NYC Capital Markets Roundtable: What Private Equity Sources are Moving Into the Market?
by Josh Anderson
NEW YORK, NY – The data center investment landscape is always changing. As one kind of firm moves in, another moves out. And a whole lot goes on in between. So CapRE’s Seventh Annual New York Data Center Summit kicked off with a panel titled Greater New York Data Center Market 360: From Manhattan to Orange County, What Firms are Actively Developing, Investing & Why? This round-table panel featured a wealth of exclusive market analysis from half a dozen leading insiders from the region, and it kicked off with a rousing discussion about interest rates and multiples.
“What forms of private equity are entering the market?” asked moderator Sami Badri, a Senior Analyst for Credit Suisse. “And are we talking sovereign wealth funds? Are we talking pension funds? Are we talking private equity firms, or what?”
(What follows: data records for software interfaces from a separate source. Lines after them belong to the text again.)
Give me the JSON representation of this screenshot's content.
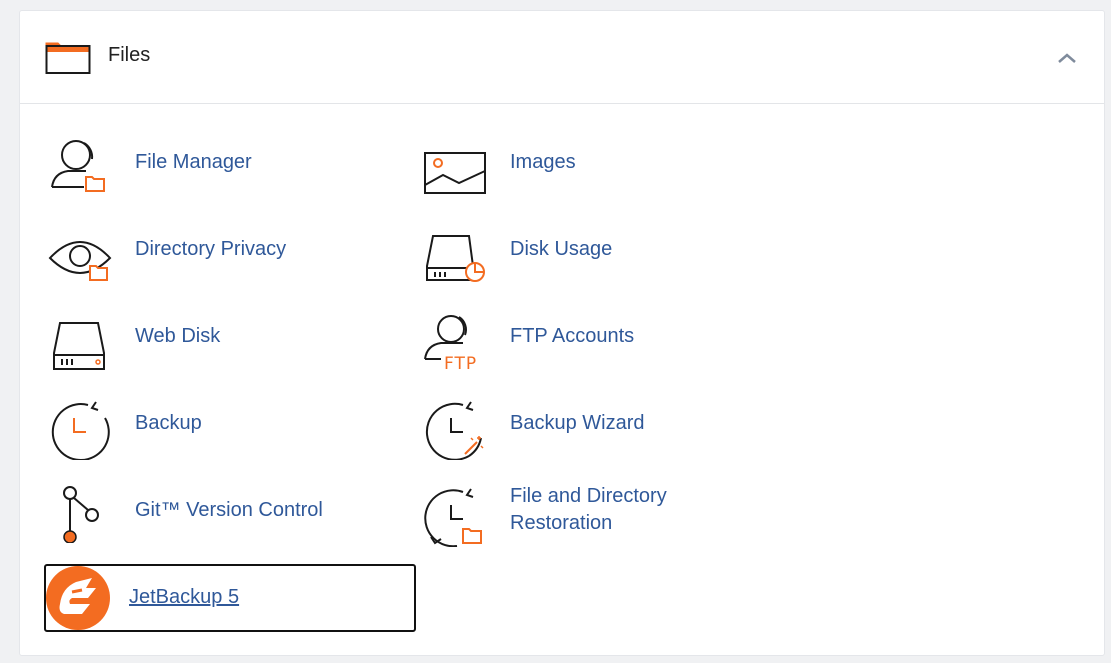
{
  "section": {
    "title": "Files",
    "collapse_icon": "chevron-up-icon"
  },
  "items": [
    {
      "label": "File Manager",
      "icon": "file-manager-icon"
    },
    {
      "label": "Images",
      "icon": "images-icon"
    },
    {
      "label": "Directory Privacy",
      "icon": "directory-privacy-icon"
    },
    {
      "label": "Disk Usage",
      "icon": "disk-usage-icon"
    },
    {
      "label": "Web Disk",
      "icon": "web-disk-icon"
    },
    {
      "label": "FTP Accounts",
      "icon": "ftp-accounts-icon",
      "icon_text": "FTP"
    },
    {
      "label": "Backup",
      "icon": "backup-icon"
    },
    {
      "label": "Backup Wizard",
      "icon": "backup-wizard-icon"
    },
    {
      "label": "Git™ Version Control",
      "icon": "git-icon"
    },
    {
      "label": "File and Directory Restoration",
      "icon": "restoration-icon"
    },
    {
      "label": "JetBackup 5",
      "icon": "jetbackup-icon"
    }
  ],
  "colors": {
    "accent": "#f36c21",
    "link": "#2f5899",
    "icon_stroke": "#1a1a1a"
  }
}
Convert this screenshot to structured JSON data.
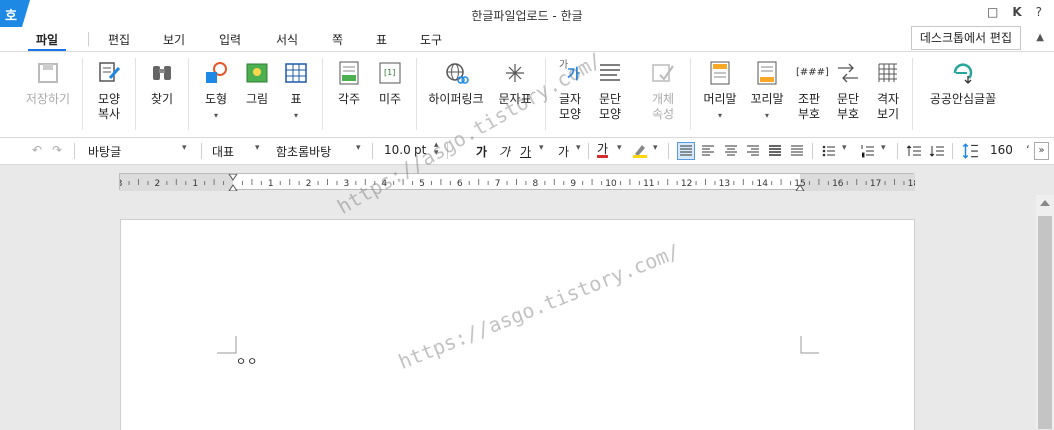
{
  "titlebar": {
    "app_icon_text": "호",
    "title": "한글파일업로드 - 한글",
    "controls": [
      "□",
      "K",
      "?"
    ]
  },
  "menubar": {
    "items": [
      "파일",
      "편집",
      "보기",
      "입력",
      "서식",
      "쪽",
      "표",
      "도구"
    ],
    "desktop_edit": "데스크톱에서 편집"
  },
  "ribbon": {
    "save": "저장하기",
    "shape_copy": [
      "모양",
      "복사"
    ],
    "find": "찾기",
    "shape": "도형",
    "picture": "그림",
    "table": "표",
    "footnote": "각주",
    "endnote": "미주",
    "hyperlink": "하이퍼링크",
    "symbol": "문자표",
    "char_shape": [
      "글자",
      "모양"
    ],
    "para_shape": [
      "문단",
      "모양"
    ],
    "obj_prop": [
      "개체",
      "속성"
    ],
    "header": "머리말",
    "footer": "꼬리말",
    "page_number": [
      "조판",
      "부호"
    ],
    "para_mark": [
      "문단",
      "부호"
    ],
    "grid_view": [
      "격자",
      "보기"
    ],
    "public_font": "공공안심글꼴",
    "page_number_icon": "[###]",
    "footnote_icon": "1)",
    "endnote_icon": "[1]",
    "char_icon_top": "가",
    "char_icon_bottom": "가"
  },
  "fmtbar": {
    "undo": "↶",
    "redo": "↷",
    "style": "바탕글",
    "lang": "대표",
    "font": "함초롬바탕",
    "size": "10.0",
    "unit": "pt",
    "bold": "가",
    "italic": "가",
    "underline": "가",
    "strike": "가",
    "font_color": "가",
    "line_spacing": "160"
  },
  "ruler": {
    "labels": [
      "3",
      "2",
      "1",
      "1",
      "2",
      "3",
      "4",
      "5",
      "6",
      "7",
      "8",
      "9",
      "10",
      "11",
      "12",
      "13",
      "14",
      "15",
      "16",
      "17",
      "18"
    ]
  },
  "document": {
    "mark": "ㅇㅇ"
  },
  "watermark": "https://asgo.tistory.com/",
  "colors": {
    "accent": "#1a73e8",
    "app_icon_bg": "#1e88e5"
  }
}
Hunter Newby, Partner at 1025Connect was the first to chime in with some insight. “From my perspective, everything is getting into this market,” he ventured. “It just depends on where you look, what asset, what their appetite is, and their comfort level. You have some people that are being more aggressive than they were in the past, because they saw a lot of people get in before them and make some big money. Now they feel like they missed the boat.”
“And then there are people that are very stable and very institutional, that are just raising even larger funds – second and third funds that are $10 Billion plus, and their check size is now minimum $700 Million or $1 Billion, and they need to find really huge projects to do,” continued Newby. “We have seen a few of those. That type of discussion didn’t even exist five years ago. And then you have private investors too, that are getting into the single-site type of projects. But that’s from my perspective only.”
Next, Clinton Karcher, a Principal at SDC Capital Partners, piggy-backed off of Newby’s comments, saying how he thinks that it all depends on where you are looking in the market, in terms of investment opportunity. “I would say that, just from a thematic standpoint though, I think that in terms of new entrants, we have seen some of the pension funds, in particular those with a real estate focus and infrastructure focus,” he shared, though he then pointed out that it seems things are changing.
“At the onset it was really focused around wholesale, long-term, ten or fifteen-year leases, but over the course of the last five or six years, we’ve even seen that perspective of investors evolve to the point where they are looking at more of a retail rate to businesses,” he recalled. “The Cologix transaction, for example. The model is very sticky, the contracts are 10-20 years, and there’s very high visibility for that customer base. So you’re seeing that universe of lower-cost capital kind of investors, I think, starting to put money to work. Not just in the data center space, but more recently in the fiber space. That’s a change we’re going to see accelerate as well. As they get more and more comfortable with shorter-term leases, smaller customers maybe even more service-oriented business, as long as that customer-base stickiness is in place, I wouldn’t be surprised to see that trend accelerate.”
Finally, James Henry, Senior Managing Director at the Bank Street Group LLC offered his own perspective. “The biggest thing I’ve seen, as the new blood participating in these infrastructure debates is infrastructure funds,” he shared. “A lot of funds from Australia, from Canada and Europe, folks that have traditionally invested in toll roads and airports and terminals, have discovered this category. And they’ve realized that it has all of the dynamics that they like. Massive scale of economy, great operating leverage, typical investment-grade anchor tenants, very long-term leases. A great dynamic.”
For more analysis from these insiders, check out previous CapRE Insider Reports covering this panel discussion: